“It’s certainly intriguing, the idea of having images of our fans in the stands,” Schlesinger said. “If they can’t be here physically, I do think our fans would appreciate the opportunity to have their image in the stands. We have a lot of fans who have not missed a game in many, many years. Having their image here would be something that would be fun to do and honor their streak of consecutive attendance at Brewers games.”
A change in naming rights for the stadium for the 2021 season continues “full-speed ahead” despite this year’s truncated schedule.
“The ballpark will have a new name next year and new signage,” Schlesinger said.
The stadium, known as Miller Park since it opened in 2001, will become American Family Field under a 15-year naming rights deal with Madison-based American Family Insurance.
Without the traditional sellout crowd and pre-game tailgate parties in the parking lot, Opening Day will have a completely different feel, Schlesinger admitted.
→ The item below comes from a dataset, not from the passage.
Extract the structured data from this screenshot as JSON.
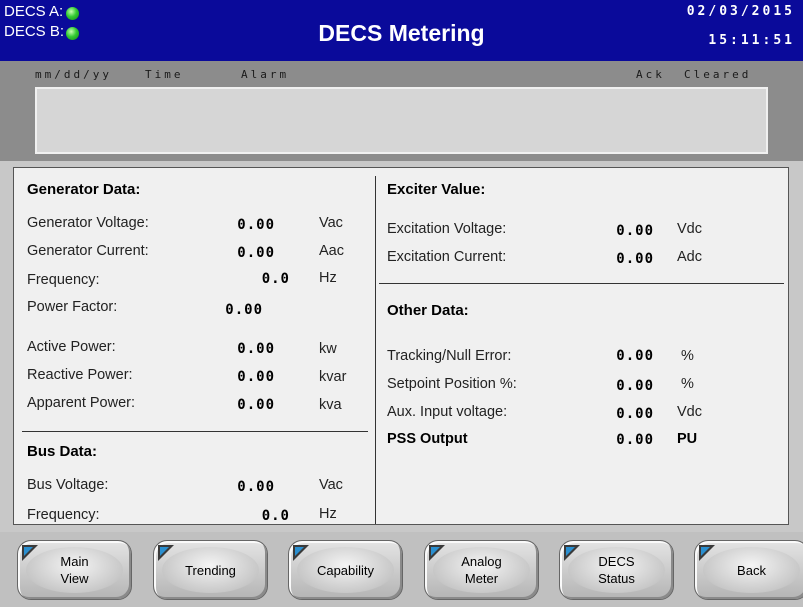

“The stands will be empty and only essential personnel will be here. Frankly, I don’t anticipate a lot of pomp and circumstance,” he said.
Once the games begin, the Brewers schedule will be focused on National League Central Division opponents.
“It’s like we’re waking up in the middle of the season on July 24 and it’s a five-way race for the Central Division championship,” Stearns said. “That’s probably not too dissimilar than what we thought it was going to look like at the front-end of the season. We thought this was going to be a very hotly contested division. We’ve got an exciting pennant race coming up.”
At the same time, Stearns said he doesn’t view the shortened schedule as a “mad dash” to the finish line.
“We understand that every game is going to take on more importance because there are fewer games, but we also recognize that 60 games is a lot of baseball,” he said.
New rules will also be implemented, including having teams begin each extra inning with a runner at second base.
“I really like it. It’s something that I’ve advocated for a while,” Stearns said. “We’ve seen it in the Minor Leagues, we’ve seen it in International play. It creates a really exciting scenario. From a baseball operations and personnel management perspective, some of the more challenging things we deal with is recovering from a 15-inning or 18-inning games. They can impact you for weeks after that.”
Stearns is convinced that fans will eventually embrace the change.
“Fans, once they get used to it, are really going to enjoy it because it does provide immediate excitement and immediate action and presents a whole lot of interesting strategic questions for teams and managers to digest,” he said.
The return of baseball is an important move, both inside and outside the sports world, Schlesinger insisted.
“This is a crisis that has affected all of us,” Schlesinger said. “I think we, as participants in this pastime, have an obligation to the country and the fans to provide this game and enjoyment and bring connectivity to people who may differ vastly politically but who love baseball. This is an opportunity for baseball to shine.”